[31] R. C. Coombes, L. S. Kilburn, C. F. Snowdon, R. Paridaens, R. E. Coleman, S. E. Jones, et al., “Survival and Safety of Exemestane Versus Tamoxifen after 2 3 Years’ Tamoxifen Treatment (Intergroup Exemestane Study): A Randomised Controlled Trial,” Lancet, Vol. 369, No. 9561, 2007, pp. 559-570. doi:10.1016/S0140-6736(07)60200-1
[32] National Institutes of Health, “Letrozole in Treating Women with Primary Breast Cancer Who Have Received 5 Years of Aromatase Inhibitor Therapy,” 2010. http://clinicaltrials.gov/ ct2/show/NCT00754845 US
[33] National Institutes of Health, “Letrozole in Treating Women Who Have Received Hormone Therapy for Hormone Receptor-Positive Breast Cancer,” 2010. http://clinicaltrials.gov/show/NCT00382070_US
[34] Y. de Launoit, S. Dauvois, M. Dufour, J. Simard and F. Labrie, “Inhibition of Cell Cycle Kinetics and Proliferation by the Androgen 5 Alpha-Dihydrotestosterone and Antiestrogen N,n-butyl-N-methyl-11-[16' alpha-chloro-3', 17beta-dihydroxy-estra-1',3',5'-(10')triene-7'alpha-yl] Undecanamide in Human Breast Cancer ZR-75-1 Cells,” Cancer Research, Vol. 51, No. 11, 1991, pp. 2797-2802.
[35] M. A. Greeve, R. K. Allan, J. M. Harvey, J. M. Bentel, “Inhibition of MCF-7 Breast Cancer Cell Proliferation by 5alpha-Dihydrotestosterone; A Role for p21 (Cip1/Waf1),” Journal of Molecular Endocrinology, Vol. 32, No. 3, 2004, pp. 793-810. doi:10.1677/jme.0.0320793
[36] G. S. Gordan, A. Halden, Y. Horn, J. J. Fuery, R. J. Parsons and R. M. Walter, “Calusterone (7beta, 17alphaDimethyltestosterone) as Primary and Secondary Therapy of Advanced Breast Cancer,” Oncology, Vol. 28, No. 2, 1973, pp. 138-146. doi:10.1159/000224811
[37] M. Kandouz, A. Lombet, J. Y. Perrot, D. Jacob, S. Carvajal, A. Kazem, et al., “Proapoptotic Effects of Antiestrogens, Progestins and Androgen in Breast Cancer Cells,” Journal of Steroid Biochemistry and Molecular Biology, Vol. 69, No. 1-6, 1999, pp. 463-471.
[38] I. S. Goldenberg, N. Waters, R. S. Ravdin, F. J. Ansfield and A. Segaloff, “Androgenic Therapy for Advanced Breast cancer in Women. A Report of the Cooperative Breast Cancer Group,” Journal of the American Medical Association, Vol. 223, No. 11, 1973, pp. 1267-1268. doi:10.1001/jama.19 73.03220110045012

  
comments powered by Disqus

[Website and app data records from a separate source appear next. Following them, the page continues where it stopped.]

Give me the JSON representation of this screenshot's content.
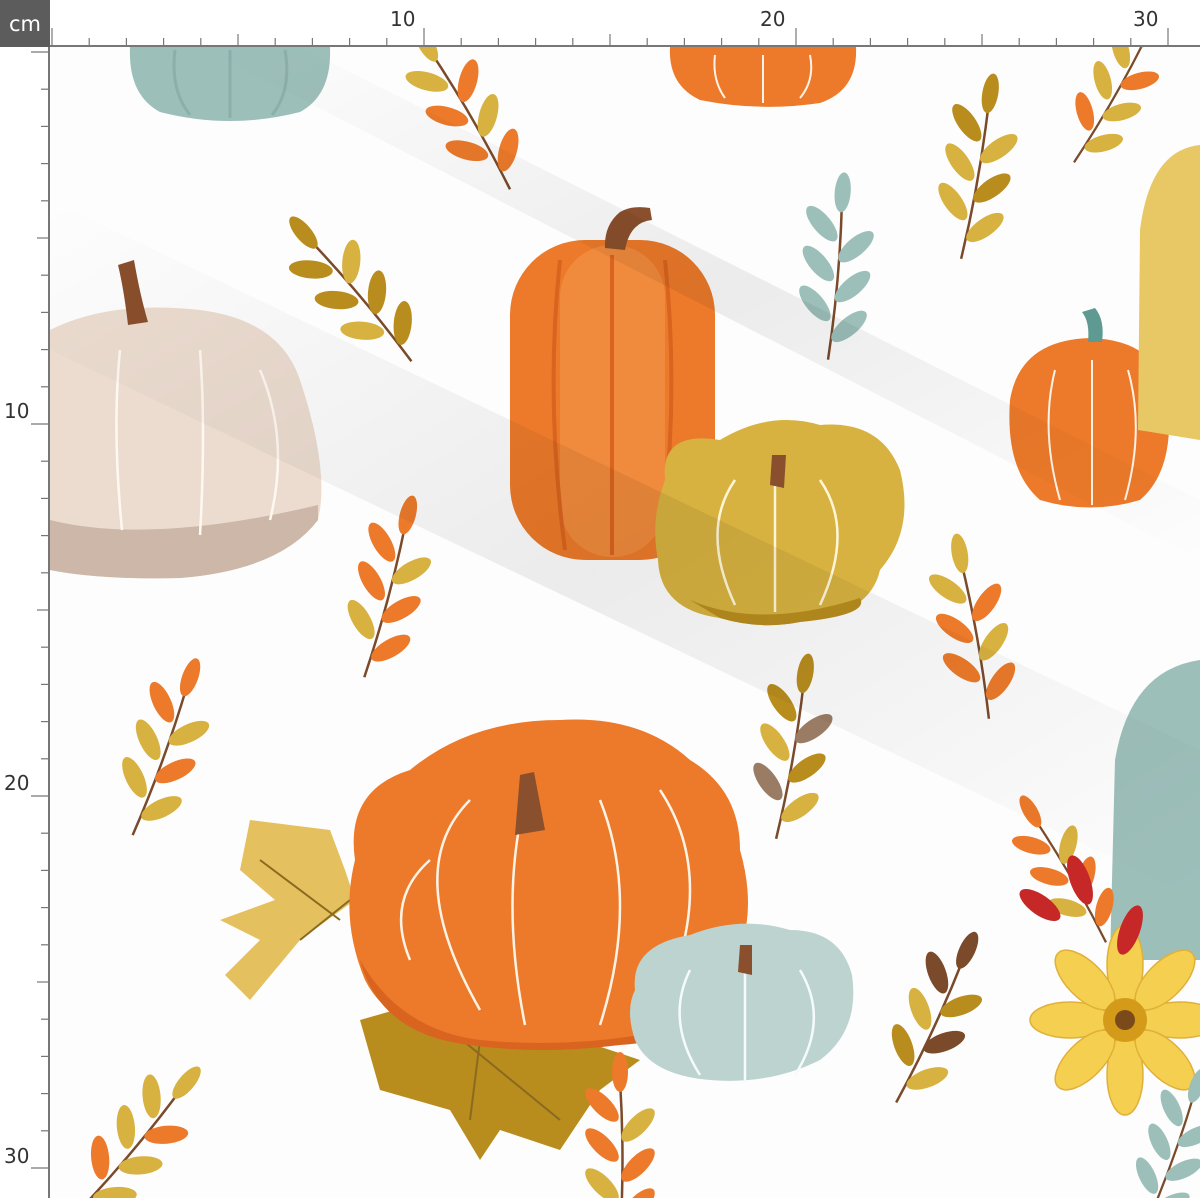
{
  "ruler": {
    "unit": "cm",
    "top_labels": [
      "10",
      "20",
      "30"
    ],
    "left_labels": [
      "10",
      "20",
      "30"
    ]
  },
  "pattern": {
    "theme": "autumn pumpkins and leaves",
    "background_color": "#fdfdfd",
    "colors": {
      "orange": "#ec7a2a",
      "orange_dark": "#d9641f",
      "mustard": "#d7b240",
      "mustard_dark": "#b88d1e",
      "sage": "#9dbfba",
      "sage_light": "#bcd3d0",
      "cream": "#ecdcd0",
      "cream_dark": "#cdb7a8",
      "stem": "#8a4f2c",
      "red": "#c62828",
      "flower_yellow": "#f5cf4f"
    }
  }
}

Copyright © 2018 by authors and Scientific Research Publishing Inc.

Creative Commons License

This work and the related PDF file are licensed under a Creative Commons Attribution 4.0 International License.